▶ Excerpts from an interface dataset:

___

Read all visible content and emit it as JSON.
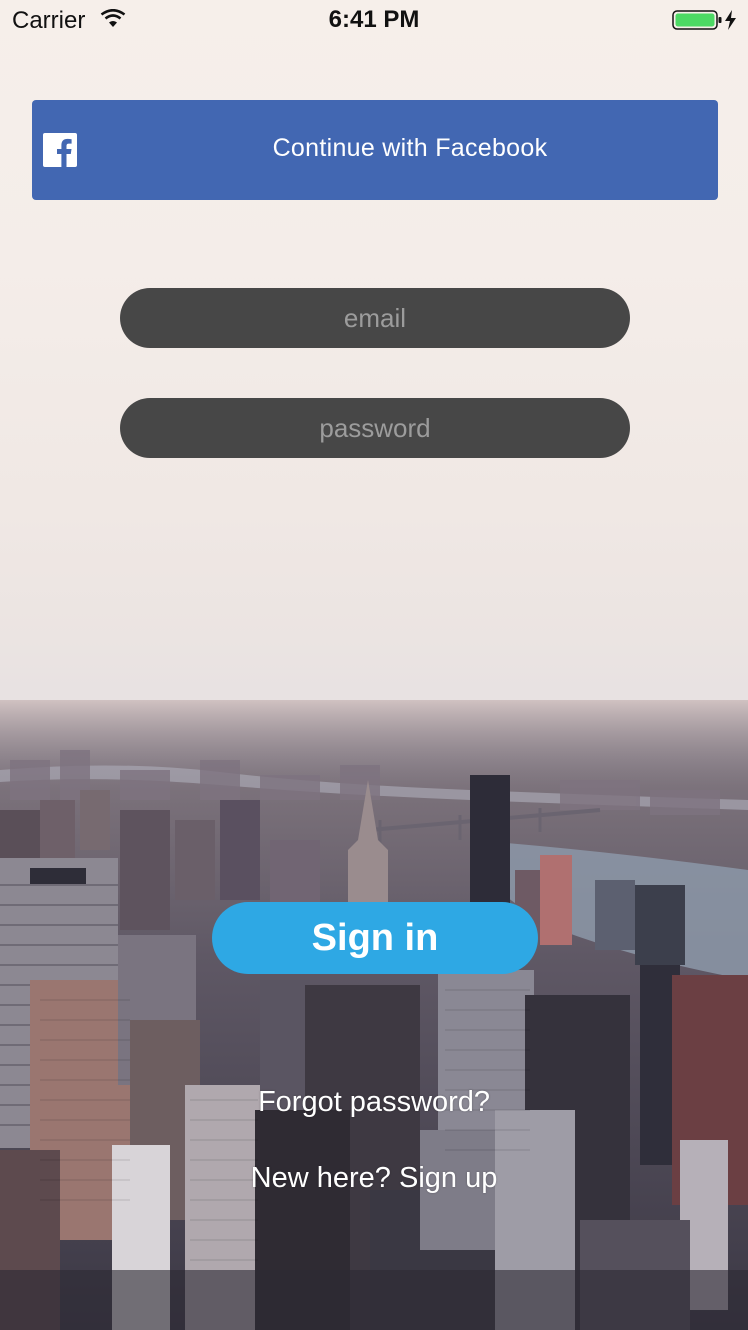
{
  "status_bar": {
    "carrier": "Carrier",
    "time": "6:41 PM",
    "icons": [
      "wifi-icon",
      "battery-charging-icon"
    ],
    "battery_color": "#4cd964"
  },
  "facebook_button": {
    "label": "Continue with Facebook",
    "icon": "facebook-icon",
    "color": "#4267b2"
  },
  "email_field": {
    "placeholder": "email",
    "value": ""
  },
  "password_field": {
    "placeholder": "password",
    "value": ""
  },
  "sign_in_button": {
    "label": "Sign in",
    "color": "#2ea8e4"
  },
  "links": {
    "forgot_password": "Forgot password?",
    "sign_up": "New here? Sign up"
  },
  "background": {
    "subject": "city-skyline-photo"
  }
}
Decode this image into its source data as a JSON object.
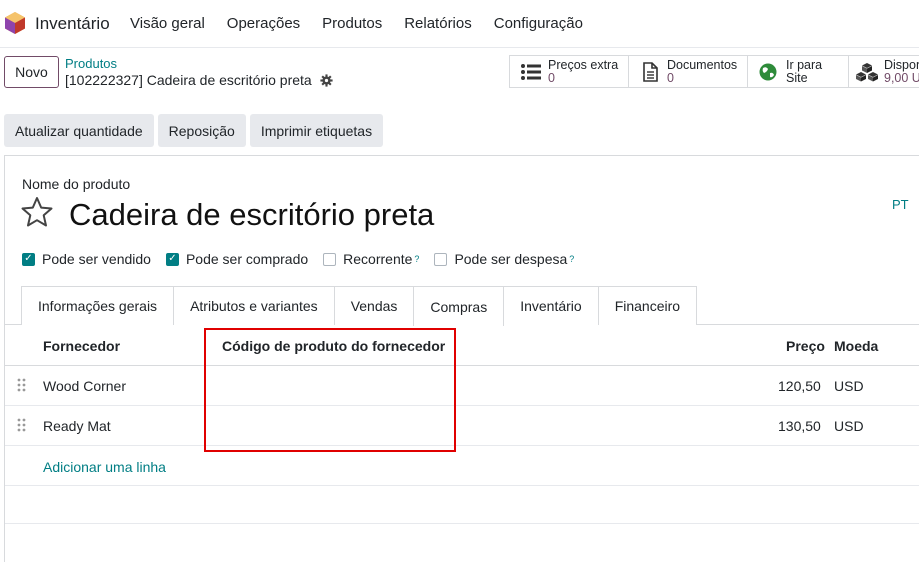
{
  "app": {
    "name": "Inventário",
    "logo_icon": "odoo-app-logo-icon"
  },
  "menu": [
    "Visão geral",
    "Operações",
    "Produtos",
    "Relatórios",
    "Configuração"
  ],
  "control": {
    "new_label": "Novo",
    "breadcrumb_parent": "Produtos",
    "breadcrumb_current": "[102222327] Cadeira de escritório preta"
  },
  "smart_buttons": [
    {
      "label": "Preços extra",
      "value": "0",
      "icon": "list-icon"
    },
    {
      "label": "Documentos",
      "value": "0",
      "icon": "document-icon"
    },
    {
      "label": "Ir para",
      "value": "Site",
      "icon": "globe-icon"
    },
    {
      "label": "Dispon",
      "value": "9,00 U",
      "icon": "cubes-icon"
    }
  ],
  "actions": [
    "Atualizar quantidade",
    "Reposição",
    "Imprimir etiquetas"
  ],
  "form": {
    "name_label": "Nome do produto",
    "product_name": "Cadeira de escritório preta",
    "lang": "PT",
    "checkboxes": [
      {
        "label": "Pode ser vendido",
        "checked": true,
        "help": ""
      },
      {
        "label": "Pode ser comprado",
        "checked": true,
        "help": ""
      },
      {
        "label": "Recorrente",
        "checked": false,
        "help": "?"
      },
      {
        "label": "Pode ser despesa",
        "checked": false,
        "help": "?"
      }
    ],
    "tabs": [
      "Informações gerais",
      "Atributos e variantes",
      "Vendas",
      "Compras",
      "Inventário",
      "Financeiro"
    ],
    "active_tab": "Compras"
  },
  "table": {
    "columns": [
      "Fornecedor",
      "Código de produto do fornecedor",
      "Preço",
      "Moeda"
    ],
    "rows": [
      {
        "vendor": "Wood Corner",
        "code": "",
        "price": "120,50",
        "currency": "USD"
      },
      {
        "vendor": "Ready Mat",
        "code": "",
        "price": "130,50",
        "currency": "USD"
      }
    ],
    "add_line": "Adicionar uma linha"
  },
  "colors": {
    "primary": "#714b67",
    "accent": "#017e84",
    "highlight": "#e00000"
  }
}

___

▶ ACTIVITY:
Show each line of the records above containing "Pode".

▶ OUTPUT OF THE TASK:
        "label": "Pode ser vendido",
        "label": "Pode ser comprado",
        "label": "Pode ser despesa",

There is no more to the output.